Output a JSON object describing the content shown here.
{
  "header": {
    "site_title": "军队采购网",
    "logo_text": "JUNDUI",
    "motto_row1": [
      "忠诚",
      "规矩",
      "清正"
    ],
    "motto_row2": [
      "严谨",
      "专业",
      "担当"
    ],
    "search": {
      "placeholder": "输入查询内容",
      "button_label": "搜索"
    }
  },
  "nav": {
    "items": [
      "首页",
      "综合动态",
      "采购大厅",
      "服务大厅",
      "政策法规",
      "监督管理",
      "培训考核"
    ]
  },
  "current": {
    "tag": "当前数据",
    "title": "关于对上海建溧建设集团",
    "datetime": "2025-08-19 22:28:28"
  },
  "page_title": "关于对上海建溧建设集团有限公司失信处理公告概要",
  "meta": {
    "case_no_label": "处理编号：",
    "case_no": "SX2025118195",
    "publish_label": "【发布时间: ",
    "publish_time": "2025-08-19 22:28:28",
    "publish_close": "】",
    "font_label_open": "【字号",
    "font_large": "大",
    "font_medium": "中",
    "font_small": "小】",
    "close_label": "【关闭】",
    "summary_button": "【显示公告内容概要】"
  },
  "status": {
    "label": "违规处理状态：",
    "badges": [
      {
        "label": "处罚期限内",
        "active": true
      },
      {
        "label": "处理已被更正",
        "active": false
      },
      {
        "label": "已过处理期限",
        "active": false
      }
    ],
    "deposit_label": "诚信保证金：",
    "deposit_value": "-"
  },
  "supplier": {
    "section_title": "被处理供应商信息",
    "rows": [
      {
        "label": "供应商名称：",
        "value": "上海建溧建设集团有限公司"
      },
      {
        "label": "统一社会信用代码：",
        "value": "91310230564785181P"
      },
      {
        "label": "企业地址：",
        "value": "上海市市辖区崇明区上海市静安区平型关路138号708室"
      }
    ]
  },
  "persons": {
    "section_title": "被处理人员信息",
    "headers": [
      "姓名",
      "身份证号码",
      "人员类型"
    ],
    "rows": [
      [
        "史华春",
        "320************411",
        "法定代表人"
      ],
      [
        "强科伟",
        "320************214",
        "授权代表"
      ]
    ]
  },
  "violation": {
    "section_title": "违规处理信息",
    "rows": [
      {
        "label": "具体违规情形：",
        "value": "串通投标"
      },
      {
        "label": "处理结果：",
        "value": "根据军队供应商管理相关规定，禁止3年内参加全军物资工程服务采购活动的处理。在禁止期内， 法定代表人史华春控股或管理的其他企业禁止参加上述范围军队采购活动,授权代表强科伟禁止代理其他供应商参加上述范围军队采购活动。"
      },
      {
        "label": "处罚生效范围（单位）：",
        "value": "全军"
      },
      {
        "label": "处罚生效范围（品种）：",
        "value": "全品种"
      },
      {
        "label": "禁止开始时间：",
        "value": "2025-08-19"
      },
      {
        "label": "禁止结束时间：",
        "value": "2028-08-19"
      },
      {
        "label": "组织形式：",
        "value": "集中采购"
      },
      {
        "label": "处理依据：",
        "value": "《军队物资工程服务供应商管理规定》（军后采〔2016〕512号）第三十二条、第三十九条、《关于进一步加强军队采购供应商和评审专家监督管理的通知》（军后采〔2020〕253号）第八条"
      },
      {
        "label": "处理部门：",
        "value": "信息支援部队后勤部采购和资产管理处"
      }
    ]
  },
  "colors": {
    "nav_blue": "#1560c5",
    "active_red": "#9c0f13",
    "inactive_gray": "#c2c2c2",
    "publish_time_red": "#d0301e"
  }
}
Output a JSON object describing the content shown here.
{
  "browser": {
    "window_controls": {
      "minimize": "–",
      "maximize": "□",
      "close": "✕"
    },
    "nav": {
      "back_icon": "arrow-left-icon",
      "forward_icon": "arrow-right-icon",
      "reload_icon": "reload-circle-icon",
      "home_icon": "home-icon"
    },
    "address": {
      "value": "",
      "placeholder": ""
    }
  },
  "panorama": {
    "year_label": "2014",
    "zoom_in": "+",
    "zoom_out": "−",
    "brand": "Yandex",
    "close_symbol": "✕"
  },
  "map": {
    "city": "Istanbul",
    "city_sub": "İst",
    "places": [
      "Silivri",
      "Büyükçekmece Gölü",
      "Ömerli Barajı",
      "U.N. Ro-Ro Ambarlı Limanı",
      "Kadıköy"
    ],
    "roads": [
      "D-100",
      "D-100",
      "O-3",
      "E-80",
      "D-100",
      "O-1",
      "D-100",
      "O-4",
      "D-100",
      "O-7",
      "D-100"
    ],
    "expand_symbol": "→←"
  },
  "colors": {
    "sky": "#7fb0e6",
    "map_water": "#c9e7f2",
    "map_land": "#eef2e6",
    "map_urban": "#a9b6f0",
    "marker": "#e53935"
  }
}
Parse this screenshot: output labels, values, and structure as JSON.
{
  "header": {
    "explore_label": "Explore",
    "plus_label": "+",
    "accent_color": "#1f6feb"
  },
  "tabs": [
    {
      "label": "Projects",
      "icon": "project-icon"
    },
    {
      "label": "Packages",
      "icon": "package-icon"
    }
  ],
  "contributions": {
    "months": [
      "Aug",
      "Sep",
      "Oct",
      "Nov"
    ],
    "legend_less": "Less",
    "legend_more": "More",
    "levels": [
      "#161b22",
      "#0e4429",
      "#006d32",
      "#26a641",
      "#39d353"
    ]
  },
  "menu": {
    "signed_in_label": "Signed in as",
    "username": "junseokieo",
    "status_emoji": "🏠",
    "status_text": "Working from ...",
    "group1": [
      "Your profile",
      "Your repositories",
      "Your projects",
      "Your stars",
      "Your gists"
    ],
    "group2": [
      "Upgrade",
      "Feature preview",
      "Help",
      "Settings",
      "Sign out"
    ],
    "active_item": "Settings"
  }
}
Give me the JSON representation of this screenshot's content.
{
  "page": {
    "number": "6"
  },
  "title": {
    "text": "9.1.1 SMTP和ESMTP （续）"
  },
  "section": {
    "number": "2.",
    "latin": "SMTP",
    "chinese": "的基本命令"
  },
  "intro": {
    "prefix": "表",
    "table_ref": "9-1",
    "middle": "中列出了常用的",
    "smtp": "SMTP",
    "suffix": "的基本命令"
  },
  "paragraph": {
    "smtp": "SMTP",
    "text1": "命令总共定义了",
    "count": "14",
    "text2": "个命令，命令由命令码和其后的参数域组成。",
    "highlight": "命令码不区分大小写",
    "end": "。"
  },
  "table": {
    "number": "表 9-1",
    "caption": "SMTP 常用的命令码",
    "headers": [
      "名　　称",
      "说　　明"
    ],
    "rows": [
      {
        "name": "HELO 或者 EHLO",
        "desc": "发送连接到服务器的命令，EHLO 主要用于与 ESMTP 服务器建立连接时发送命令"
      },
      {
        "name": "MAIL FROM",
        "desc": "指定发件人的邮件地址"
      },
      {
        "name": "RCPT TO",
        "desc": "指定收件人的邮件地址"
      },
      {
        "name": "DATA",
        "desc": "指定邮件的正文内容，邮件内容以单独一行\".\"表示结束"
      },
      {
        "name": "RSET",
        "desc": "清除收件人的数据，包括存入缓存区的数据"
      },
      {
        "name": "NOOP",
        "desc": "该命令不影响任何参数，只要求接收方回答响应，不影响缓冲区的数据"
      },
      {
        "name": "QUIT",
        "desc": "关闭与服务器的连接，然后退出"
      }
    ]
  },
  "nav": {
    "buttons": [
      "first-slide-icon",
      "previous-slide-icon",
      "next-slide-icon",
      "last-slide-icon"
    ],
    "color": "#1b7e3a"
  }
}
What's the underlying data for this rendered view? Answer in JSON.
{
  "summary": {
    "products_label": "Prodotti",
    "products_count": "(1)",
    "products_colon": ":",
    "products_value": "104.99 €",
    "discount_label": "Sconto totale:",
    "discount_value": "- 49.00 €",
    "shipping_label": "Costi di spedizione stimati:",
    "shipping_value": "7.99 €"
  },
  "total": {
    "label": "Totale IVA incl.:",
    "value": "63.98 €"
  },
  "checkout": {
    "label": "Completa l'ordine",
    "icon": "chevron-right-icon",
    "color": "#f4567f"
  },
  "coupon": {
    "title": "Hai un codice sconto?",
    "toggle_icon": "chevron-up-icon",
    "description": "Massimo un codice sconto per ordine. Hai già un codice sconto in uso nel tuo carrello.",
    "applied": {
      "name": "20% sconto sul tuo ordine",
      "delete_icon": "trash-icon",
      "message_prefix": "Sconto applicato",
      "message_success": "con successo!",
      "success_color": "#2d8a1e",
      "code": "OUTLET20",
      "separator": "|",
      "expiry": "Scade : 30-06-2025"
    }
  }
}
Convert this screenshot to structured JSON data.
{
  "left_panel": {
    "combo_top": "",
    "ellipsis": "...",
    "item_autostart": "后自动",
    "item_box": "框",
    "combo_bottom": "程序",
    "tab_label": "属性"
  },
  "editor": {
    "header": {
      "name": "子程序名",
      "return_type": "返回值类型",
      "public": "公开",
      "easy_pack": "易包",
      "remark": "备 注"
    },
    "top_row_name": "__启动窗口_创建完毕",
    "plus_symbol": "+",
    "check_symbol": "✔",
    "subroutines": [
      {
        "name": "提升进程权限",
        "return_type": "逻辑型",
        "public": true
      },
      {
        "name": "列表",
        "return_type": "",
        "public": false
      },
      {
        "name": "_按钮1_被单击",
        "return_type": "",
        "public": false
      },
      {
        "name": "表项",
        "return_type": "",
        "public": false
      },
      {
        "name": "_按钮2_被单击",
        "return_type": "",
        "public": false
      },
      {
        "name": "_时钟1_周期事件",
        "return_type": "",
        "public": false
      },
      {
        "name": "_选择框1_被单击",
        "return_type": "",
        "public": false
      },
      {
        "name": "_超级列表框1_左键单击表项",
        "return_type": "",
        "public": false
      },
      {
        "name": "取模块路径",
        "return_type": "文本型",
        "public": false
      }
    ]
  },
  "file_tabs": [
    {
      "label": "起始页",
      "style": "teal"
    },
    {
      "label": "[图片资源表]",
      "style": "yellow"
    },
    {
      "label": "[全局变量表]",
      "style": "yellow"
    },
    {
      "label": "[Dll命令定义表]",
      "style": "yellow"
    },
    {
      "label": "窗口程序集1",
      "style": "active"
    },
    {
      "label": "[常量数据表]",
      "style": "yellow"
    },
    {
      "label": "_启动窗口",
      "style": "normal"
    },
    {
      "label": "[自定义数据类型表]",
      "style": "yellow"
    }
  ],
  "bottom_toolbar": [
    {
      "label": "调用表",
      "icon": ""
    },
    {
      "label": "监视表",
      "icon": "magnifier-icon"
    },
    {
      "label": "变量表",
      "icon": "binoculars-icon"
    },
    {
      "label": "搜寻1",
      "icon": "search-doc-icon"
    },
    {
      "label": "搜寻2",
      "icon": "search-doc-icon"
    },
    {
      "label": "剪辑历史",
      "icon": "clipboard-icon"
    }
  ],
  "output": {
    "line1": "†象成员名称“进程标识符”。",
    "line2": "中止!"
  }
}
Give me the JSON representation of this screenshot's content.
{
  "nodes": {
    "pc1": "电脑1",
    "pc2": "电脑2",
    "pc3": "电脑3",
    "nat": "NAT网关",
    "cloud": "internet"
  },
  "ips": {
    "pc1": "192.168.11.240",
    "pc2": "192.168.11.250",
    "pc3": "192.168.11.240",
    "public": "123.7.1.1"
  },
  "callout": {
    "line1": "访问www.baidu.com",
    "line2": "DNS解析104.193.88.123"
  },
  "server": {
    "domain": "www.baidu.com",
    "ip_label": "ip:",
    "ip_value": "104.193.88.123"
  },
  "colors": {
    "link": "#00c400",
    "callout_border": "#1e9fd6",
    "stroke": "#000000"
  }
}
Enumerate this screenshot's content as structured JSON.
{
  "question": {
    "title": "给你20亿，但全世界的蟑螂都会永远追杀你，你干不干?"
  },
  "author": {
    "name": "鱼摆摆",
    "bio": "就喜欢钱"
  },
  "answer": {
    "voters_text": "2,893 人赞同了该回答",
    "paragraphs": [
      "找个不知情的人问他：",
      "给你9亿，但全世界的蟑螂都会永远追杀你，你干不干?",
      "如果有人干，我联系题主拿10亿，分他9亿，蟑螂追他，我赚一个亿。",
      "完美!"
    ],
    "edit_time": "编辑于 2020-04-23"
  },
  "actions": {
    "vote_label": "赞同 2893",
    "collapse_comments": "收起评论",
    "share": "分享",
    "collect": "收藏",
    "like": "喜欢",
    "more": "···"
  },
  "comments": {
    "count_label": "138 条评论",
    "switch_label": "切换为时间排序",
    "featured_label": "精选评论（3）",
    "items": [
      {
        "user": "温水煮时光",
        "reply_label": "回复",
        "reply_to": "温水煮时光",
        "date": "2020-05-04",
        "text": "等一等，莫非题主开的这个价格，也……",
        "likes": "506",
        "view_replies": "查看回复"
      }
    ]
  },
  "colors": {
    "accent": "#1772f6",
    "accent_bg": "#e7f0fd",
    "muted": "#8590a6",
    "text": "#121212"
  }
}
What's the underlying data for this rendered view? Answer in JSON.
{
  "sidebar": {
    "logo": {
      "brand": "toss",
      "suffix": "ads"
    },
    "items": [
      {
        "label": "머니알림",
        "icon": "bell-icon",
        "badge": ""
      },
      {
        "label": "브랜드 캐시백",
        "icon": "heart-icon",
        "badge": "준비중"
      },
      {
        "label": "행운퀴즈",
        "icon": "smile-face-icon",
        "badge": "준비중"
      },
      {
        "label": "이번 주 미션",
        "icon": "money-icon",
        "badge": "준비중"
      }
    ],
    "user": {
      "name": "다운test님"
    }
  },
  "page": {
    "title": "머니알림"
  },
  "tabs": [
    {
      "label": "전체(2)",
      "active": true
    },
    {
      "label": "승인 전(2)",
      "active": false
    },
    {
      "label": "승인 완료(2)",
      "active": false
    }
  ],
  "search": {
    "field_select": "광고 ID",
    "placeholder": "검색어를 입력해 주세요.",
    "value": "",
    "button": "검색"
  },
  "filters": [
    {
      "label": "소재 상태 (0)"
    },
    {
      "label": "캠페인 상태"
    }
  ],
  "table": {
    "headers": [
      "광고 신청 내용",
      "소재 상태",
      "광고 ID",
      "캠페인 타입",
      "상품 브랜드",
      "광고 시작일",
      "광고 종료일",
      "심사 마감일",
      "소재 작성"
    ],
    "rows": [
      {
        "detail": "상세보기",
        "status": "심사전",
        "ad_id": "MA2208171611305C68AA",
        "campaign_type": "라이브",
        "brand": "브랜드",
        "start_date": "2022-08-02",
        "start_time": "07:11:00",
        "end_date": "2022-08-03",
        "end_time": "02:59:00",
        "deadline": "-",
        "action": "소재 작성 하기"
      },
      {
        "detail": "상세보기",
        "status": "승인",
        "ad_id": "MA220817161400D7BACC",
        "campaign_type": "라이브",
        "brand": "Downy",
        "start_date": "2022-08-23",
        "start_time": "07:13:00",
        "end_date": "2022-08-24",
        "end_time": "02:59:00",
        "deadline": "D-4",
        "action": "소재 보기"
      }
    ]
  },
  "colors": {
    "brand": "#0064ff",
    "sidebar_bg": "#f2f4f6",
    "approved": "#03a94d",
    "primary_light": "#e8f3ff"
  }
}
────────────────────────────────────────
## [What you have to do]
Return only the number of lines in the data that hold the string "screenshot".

## [Exercise response]
5